Engineered by Michelin to combine the very low rolling resistance of the "Pro 2 Race" and the incredible tack and rain capabilities of the "Pro Grip", the "Pro 3 Race Service Course" does not disappoint. I have been racing on the Pro 3's all year and though I was at first reluctant on their claimed ability to roll faster (used the Pro2's in TT's) and grip better (used the Grips in techy crits and rain days) than anything produced before them, eventually I came to realize these tires aren't just a bunch of hype... they actually increase performance and ride quality. Pair the Pro 3's with a nice set of Laytex Tubes and you get a springy, grippy almost (ALMOST) tubular quality "pingy" ride. Though I never flatted the Zipp Tangente Tubular's while training on them daily this summer, I must admit this morning it was relieving to set out on a little spin without having to lug around a spare tire taped to my seatpost and a lingering fear of being one shard of glass away from shelling out $80.
The only other clincher tire I have ridden extensively that even comes close in terms of all around ride quality have been the Vittoria EVO CX's... these are bad ass as well, but in extreme situations like say a 40K TT or a 10 corner crit in the pouring rain, you want to go with the Michelin's... they are simply a better performing tire.

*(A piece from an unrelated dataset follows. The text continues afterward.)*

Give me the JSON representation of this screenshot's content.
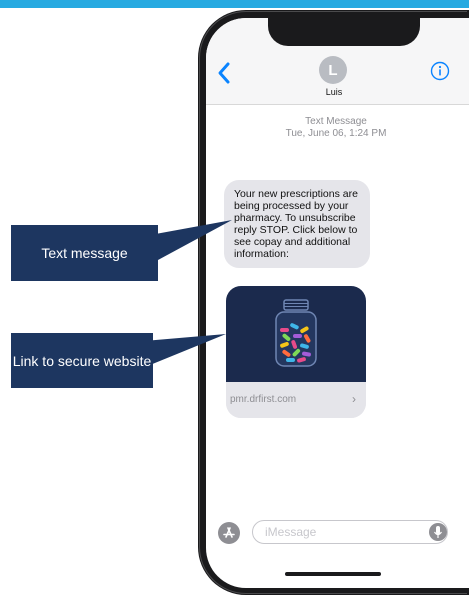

I got many miles out of my Vittoria's and wore the tread on the rear tire flat, but I would give the nod to the Michelin's in terms of overall performance... the Vittoria's do look very nice though!
Laytex tubes give you a more supple and vivrant ride. In my opinion the rumors that they puncture more easily than butyl tubes are rubbish. The only downfall moderately worth mentioning is that laytex tubes will lose more air overnight than a butyl tube. Big deal!
Here is a shot of the Michelin Laytex tube that I was running with the Vittoria's. The black marks are from the inner casing on the Vittoria tire as the tube adhered itself to the tire's casing for lack of talc powder. It is VERY important you talk your tubes before installation. Why? A talc'd tube will flat less (can wiggle inside the tire) and will sit in the casing of the tire better(think ear deafening explosion of tube after pumping up to max pressure for the first time becuase the tube was pinched out of the bead against the rim).
Don't forget to remove the little straw that sits over the valve. i.e. "Why won't this dang valve through the rim?!"
Pretty cool stripes if you ask me. Seafoam Green not your thing? No big deal... the Pro3's come in other colours to best suit your vanity needs.
Contrary to clincher tire mounting tradition, you mount the tire towards the valve core, not away from it. This is especially important if you are mounting the Pro3's on a carbon rim.
A thin coat of wax-like substance will be on your new Pro3's. If you plan on pushing them hard from the blocks, take a razor and scrape the substance off with a razor blade. *note: i am not scraping in the above picture, just showing you the residue that comes off the tire. scrape with the blade away from the direction it is moving... think "sweeping the floor".
Happy bike ready to go! Hey! Who stole my watter bottles?!
Click to purchase the Michelin Pro3 Race's and Michelin Laytex Tubes.